Researchers have long believed that developmental epileptic encephalopathies have a genetic basis, but not all genetic underpinnings have been elucidated until now. An international team of researchers has found one underlying genetic cause for this disease: recessive mutations in the gene UDP-glucose 6-dehydrogenase (UGDH).
“Germline mutations of the enzyme UGDH are a common cause of epileptic encephalopathies in children,” said study corresponding author Bruno Reversade, a Research Director at the A*STAR's Institute of Medical Biology (IMB) and Institute of Molecular and Cell Biology (IMCB). “This is evidenced by a large number of subjects found all over the world.”

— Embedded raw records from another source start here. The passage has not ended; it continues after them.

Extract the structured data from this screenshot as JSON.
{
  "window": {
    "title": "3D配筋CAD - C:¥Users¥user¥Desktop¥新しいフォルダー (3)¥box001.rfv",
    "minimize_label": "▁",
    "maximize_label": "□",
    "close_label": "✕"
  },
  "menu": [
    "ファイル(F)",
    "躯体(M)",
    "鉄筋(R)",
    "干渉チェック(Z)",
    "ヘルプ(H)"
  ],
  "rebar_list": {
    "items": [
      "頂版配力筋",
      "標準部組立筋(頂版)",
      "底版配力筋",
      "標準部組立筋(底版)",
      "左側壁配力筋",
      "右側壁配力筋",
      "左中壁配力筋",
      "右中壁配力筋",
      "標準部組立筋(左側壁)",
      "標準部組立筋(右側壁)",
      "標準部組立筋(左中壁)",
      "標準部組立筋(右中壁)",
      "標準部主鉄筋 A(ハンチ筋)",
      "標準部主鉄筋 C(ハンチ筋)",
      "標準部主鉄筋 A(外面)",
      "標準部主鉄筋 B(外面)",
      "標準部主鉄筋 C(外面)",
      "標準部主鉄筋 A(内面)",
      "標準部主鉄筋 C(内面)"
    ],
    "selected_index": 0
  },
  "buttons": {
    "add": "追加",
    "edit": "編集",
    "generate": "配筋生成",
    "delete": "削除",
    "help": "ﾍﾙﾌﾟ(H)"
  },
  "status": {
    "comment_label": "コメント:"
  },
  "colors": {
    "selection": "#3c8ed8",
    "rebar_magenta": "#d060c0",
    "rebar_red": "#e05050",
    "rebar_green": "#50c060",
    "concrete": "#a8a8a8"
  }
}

In a collaborative effort co-led by Ludger Schöls at the University of Tübingen, the researchers arrived at their answer through a process of genetic detective work. The first clue was the knowledge that defects in glycosylation, the process of adding sugar chains to proteins and lipids in the body, can result in symptoms similar to that of developmental epileptic encephalopathies.

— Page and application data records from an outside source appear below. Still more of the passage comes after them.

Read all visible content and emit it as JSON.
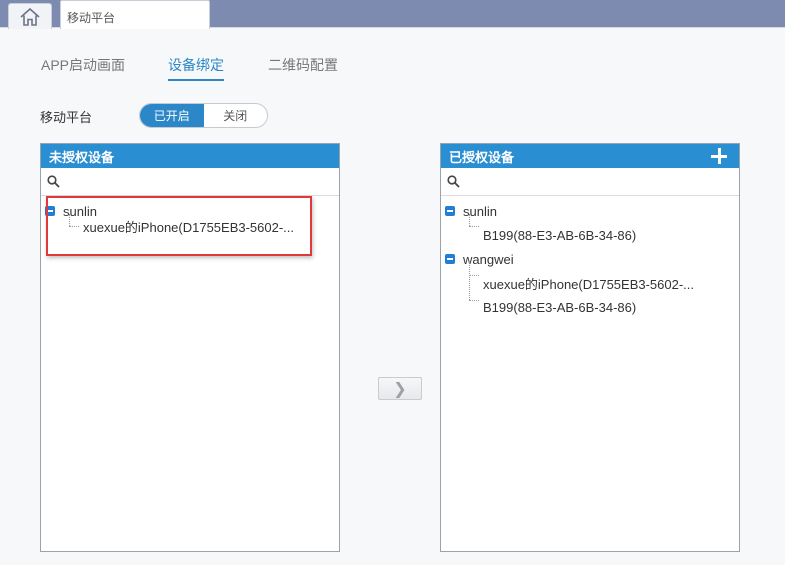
{
  "tab_bar": {
    "page_tab_label": "移动平台"
  },
  "subtabs": [
    {
      "label": "APP启动画面",
      "active": false
    },
    {
      "label": "设备绑定",
      "active": true
    },
    {
      "label": "二维码配置",
      "active": false
    }
  ],
  "platform": {
    "label": "移动平台",
    "toggle_on": "已开启",
    "toggle_off": "关闭",
    "selected": "已开启"
  },
  "left_panel": {
    "title": "未授权设备",
    "search_placeholder": "",
    "tree": [
      {
        "user": "sunlin",
        "devices": [
          "xuexue的iPhone(D1755EB3-5602-..."
        ]
      }
    ]
  },
  "right_panel": {
    "title": "已授权设备",
    "search_placeholder": "",
    "tree": [
      {
        "user": "sunlin",
        "devices": [
          "B199(88-E3-AB-6B-34-86)"
        ]
      },
      {
        "user": "wangwei",
        "devices": [
          "xuexue的iPhone(D1755EB3-5602-...",
          "B199(88-E3-AB-6B-34-86)"
        ]
      }
    ]
  },
  "transfer_button": {
    "label": "❯"
  },
  "icons": {
    "home": "home-icon",
    "search": "search-icon",
    "add": "plus-icon",
    "collapse": "collapse-minus-icon"
  },
  "colors": {
    "accent": "#2b87c8",
    "panel_header": "#2a8ed3",
    "highlight": "#e0393b",
    "top_strip": "#7d8bb0"
  }
}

With this in mind, the team proposed that UGDH might play a role in the disease. Under normal conditions, the UGDH gene codes for an oxidoreductase enzyme that is involved in the glycosylation process. To confirm these suspicions, the team first looked at a Singaporean family of a pair of siblings with developmental epileptic encephalopathy. Exome sequencing of two of the siblings revealed they both carried a rare recessive loss-of-function variant of the UGDH gene, stemming from a single missense mutation.
They then searched for more individuals with similar mutations in UGDH, discovering 27 other cases from 24 unrelated families across the world. Using these patients’ primary fibroblasts and biochemical assays, they confirmed that the mutations impair UGDH stability, oligomerization or enzymatic activity and established the role of UGDH in the production of extracellular matrix components that are essential for human brain development.
After ten weeks of differentiation, cerebral organoids created from patients’ neural progenitor cells showed marked underdevelopment compared to wildtype or carrier organoids. Not only did this study confirm that UGDH mutations behave as loss-of-function alleles, it also demonstrated that cerebral organoids can serve as a ‘disease-in-a-dish’ model.
The team proposed to name the disease Jamuar Syndrome after Saumya Jamuar, a clinical geneticist at the KK Women’s and Children’s Hospital in Singapore, who cared for the Singaporean family that was the starting point in this discovery.
“Understanding the genetic etiology of human disease is a stepping stone towards thinking about possible therapeutic interventions,” said Reversade. “Being able to pinpoint the genetic origin for an orphan disease allows for families of affected children to end a diagnostic odyssey and reach psychological comfort that a definitive cause has been unveiled.”
The A*STAR-affiliated researchers contributing to this research are from the Institute of Medical Biology (IMB), Institute of Molecular and Cell Biology (IMCB), and Translational Laboratory in Genetic Medicine (TLGM).